While the Production Branch (mentioned above) is a single Git branch that contains the code that is served to your visitors, Preview Branches are all the Git branches that are not the Production Branch.
For example, if your Production Branch is
main, then all the Git branches that are not
main are considered Preview Branches. That means there can be many Preview Branches, but only a single Production Branch.
Preview Branches, like the name already suggests, are used for previewing changes before presenting them to your visitors (merging them into Production).
By default, every Preview Branch automatically receives its own Domain similar to the one shown below, whenever a commit is pushed to it:
Additionally, any Environment Variables defined for the Preview Environment are applied.
Once you're happy with your changes, you would then merge the respective Preview Branch into your Production Branch.
For most use cases, the default Preview behavior mentioned above is enough.
If you'd like your changes to pass through multiple phases of previewing instead of just one, you can accomplish it like so:
For example, you could create a phase called "Staging" where you can accumulate Preview changes before merging them onto Production by following these steps:
- Create a Git branch called "staging" in your Git repository.
- Add a Domain of your choice (like "staging.example.com") on your Vercel project and assign it to the "staging" Git branch like this.
- Add Environment Variables that you'd like to use for your new Staging phase on your Vercel project like this.
Afterwards, you can push to the "staging" Git branch to update your Staging phase and it will automatically receive the Domain and Environment Variables you've defined.
Once you're happy with your changes, you would then merge the respective Preview Branch into your Production Branch. However, unlike with the default Preview behavior, you'd then keep the branch around instead of deleting it, so that you can push to it again in the future.
If you'd like to deploy multiple different directories within the same Git repository, you can do so by creating a separate Project for each directory and configuring the Root Directory setting for it.
The easiest way to achieve this is by importing your Git repository multiple times and selecting a different Root Directory every time – until one Project was created for each of the relevant directories.
Once you've created a separate Project for each of the directories within your Git repository, every commit will issue a Deployment for all connected Projects and display the resulting URLs on your pull requests and commits:
Because it's only possible to link a single Vercel Project when running the

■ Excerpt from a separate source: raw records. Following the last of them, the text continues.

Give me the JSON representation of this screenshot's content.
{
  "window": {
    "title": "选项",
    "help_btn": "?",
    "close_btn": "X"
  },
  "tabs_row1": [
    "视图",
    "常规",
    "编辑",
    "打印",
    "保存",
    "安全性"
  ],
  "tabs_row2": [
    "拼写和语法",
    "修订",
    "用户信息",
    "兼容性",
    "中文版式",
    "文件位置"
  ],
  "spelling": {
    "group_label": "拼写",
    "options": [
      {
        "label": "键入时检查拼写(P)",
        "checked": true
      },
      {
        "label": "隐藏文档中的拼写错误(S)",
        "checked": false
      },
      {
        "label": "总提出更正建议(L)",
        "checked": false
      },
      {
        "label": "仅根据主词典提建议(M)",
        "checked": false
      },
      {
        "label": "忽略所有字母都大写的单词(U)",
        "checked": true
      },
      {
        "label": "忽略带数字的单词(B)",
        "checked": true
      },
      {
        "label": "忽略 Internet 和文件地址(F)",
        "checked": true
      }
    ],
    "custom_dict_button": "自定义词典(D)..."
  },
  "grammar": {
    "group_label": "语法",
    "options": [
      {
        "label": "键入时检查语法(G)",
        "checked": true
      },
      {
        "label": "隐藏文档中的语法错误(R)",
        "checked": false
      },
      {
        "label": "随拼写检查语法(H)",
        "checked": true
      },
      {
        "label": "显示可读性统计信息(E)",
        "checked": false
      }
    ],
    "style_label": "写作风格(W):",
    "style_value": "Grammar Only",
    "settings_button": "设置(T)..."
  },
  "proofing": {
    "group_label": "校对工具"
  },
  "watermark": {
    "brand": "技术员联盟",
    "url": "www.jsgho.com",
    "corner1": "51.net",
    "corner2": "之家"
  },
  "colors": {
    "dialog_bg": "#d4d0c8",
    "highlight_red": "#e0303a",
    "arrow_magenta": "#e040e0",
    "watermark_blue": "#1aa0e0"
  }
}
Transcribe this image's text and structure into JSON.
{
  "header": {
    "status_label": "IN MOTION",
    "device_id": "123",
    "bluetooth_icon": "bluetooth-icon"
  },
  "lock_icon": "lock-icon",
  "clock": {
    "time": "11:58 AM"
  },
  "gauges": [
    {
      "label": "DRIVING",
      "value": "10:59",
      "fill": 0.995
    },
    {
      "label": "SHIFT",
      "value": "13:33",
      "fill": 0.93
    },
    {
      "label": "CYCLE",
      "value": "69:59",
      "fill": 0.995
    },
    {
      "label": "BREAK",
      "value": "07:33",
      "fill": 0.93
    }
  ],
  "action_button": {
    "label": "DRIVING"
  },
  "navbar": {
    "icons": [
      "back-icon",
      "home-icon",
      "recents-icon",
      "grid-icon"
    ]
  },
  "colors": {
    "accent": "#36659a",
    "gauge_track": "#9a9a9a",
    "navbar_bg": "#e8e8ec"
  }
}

vercel command, we recommend cloning your Git repository multiple times and then running
vercel for each one to deploy them.
The same applies to the

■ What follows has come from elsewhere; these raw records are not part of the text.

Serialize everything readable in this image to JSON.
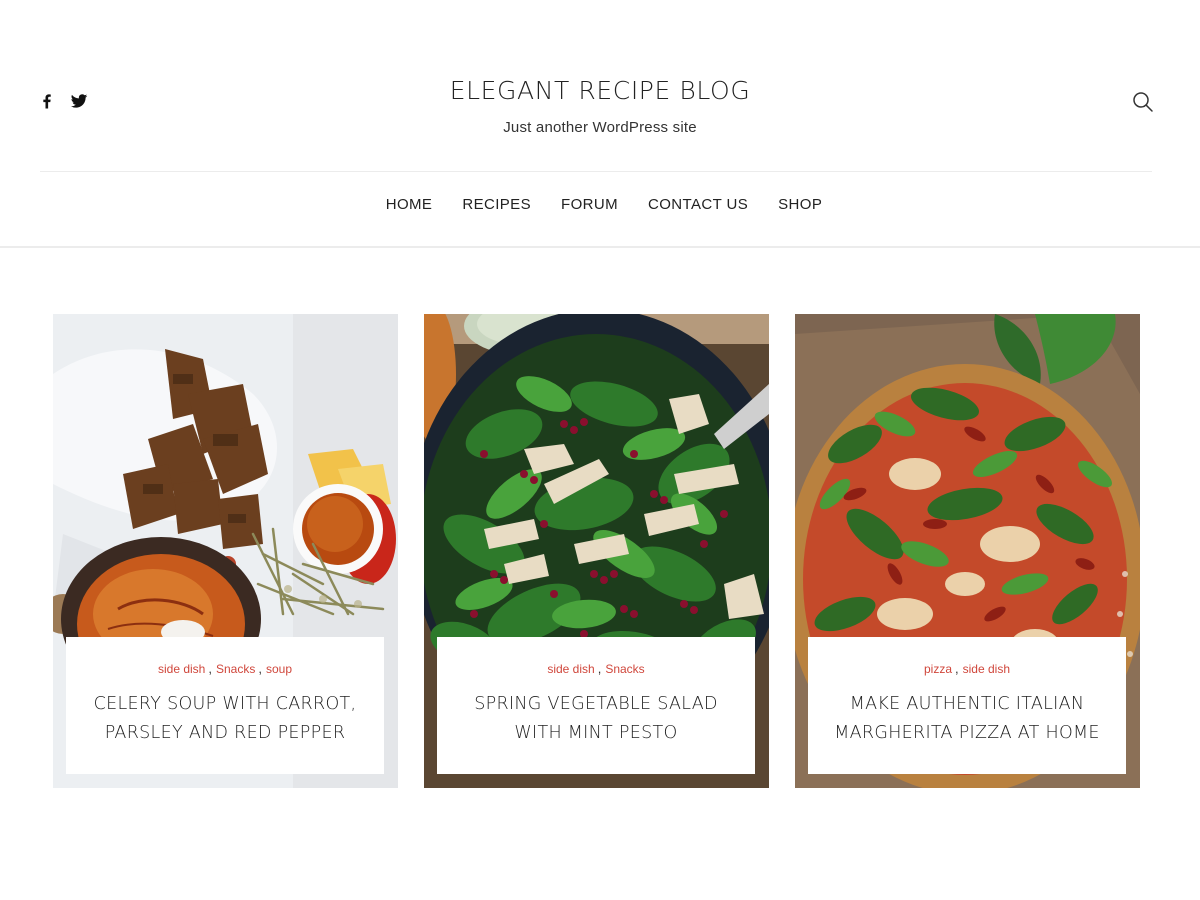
{
  "header": {
    "site_title": "ELEGANT RECIPE BLOG",
    "tagline": "Just another WordPress site",
    "social": [
      {
        "icon": "facebook-icon"
      },
      {
        "icon": "twitter-icon"
      }
    ],
    "search_icon": "search-icon"
  },
  "nav": {
    "items": [
      {
        "label": "HOME"
      },
      {
        "label": "RECIPES"
      },
      {
        "label": "FORUM"
      },
      {
        "label": "CONTACT US"
      },
      {
        "label": "SHOP"
      }
    ]
  },
  "posts": [
    {
      "categories": [
        "side dish",
        "Snacks",
        "soup"
      ],
      "separators": [
        ",",
        ","
      ],
      "title": "CELERY SOUP WITH CARROT, PARSLEY AND RED PEPPER",
      "image": "celery soup with bread and honey"
    },
    {
      "categories": [
        "side dish",
        "Snacks"
      ],
      "separators": [
        ","
      ],
      "title": "SPRING VEGETABLE SALAD WITH MINT PESTO",
      "image": "spinach salad with chicken and pomegranate"
    },
    {
      "categories": [
        "pizza",
        "side dish"
      ],
      "separators": [
        ","
      ],
      "title": "MAKE AUTHENTIC ITALIAN MARGHERITA PIZZA AT HOME",
      "image": "pizza topped with arugula and tomatoes"
    }
  ],
  "colors": {
    "category_accent": "#d0473c",
    "text": "#222222",
    "divider": "#ececec"
  }
}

vercel dev command (local Development).
In the future, this workflow piece will be improved drastically. In the meantime, we strongly suggest using Git instead of Vercel CLI.
Pushing a commit to your monorepo will create a Deployment for each of the connected Vercel projects.
If you want to abort the Build Step for certain projects if their files didn't change, you can do so with the Ignored Build Step project setting.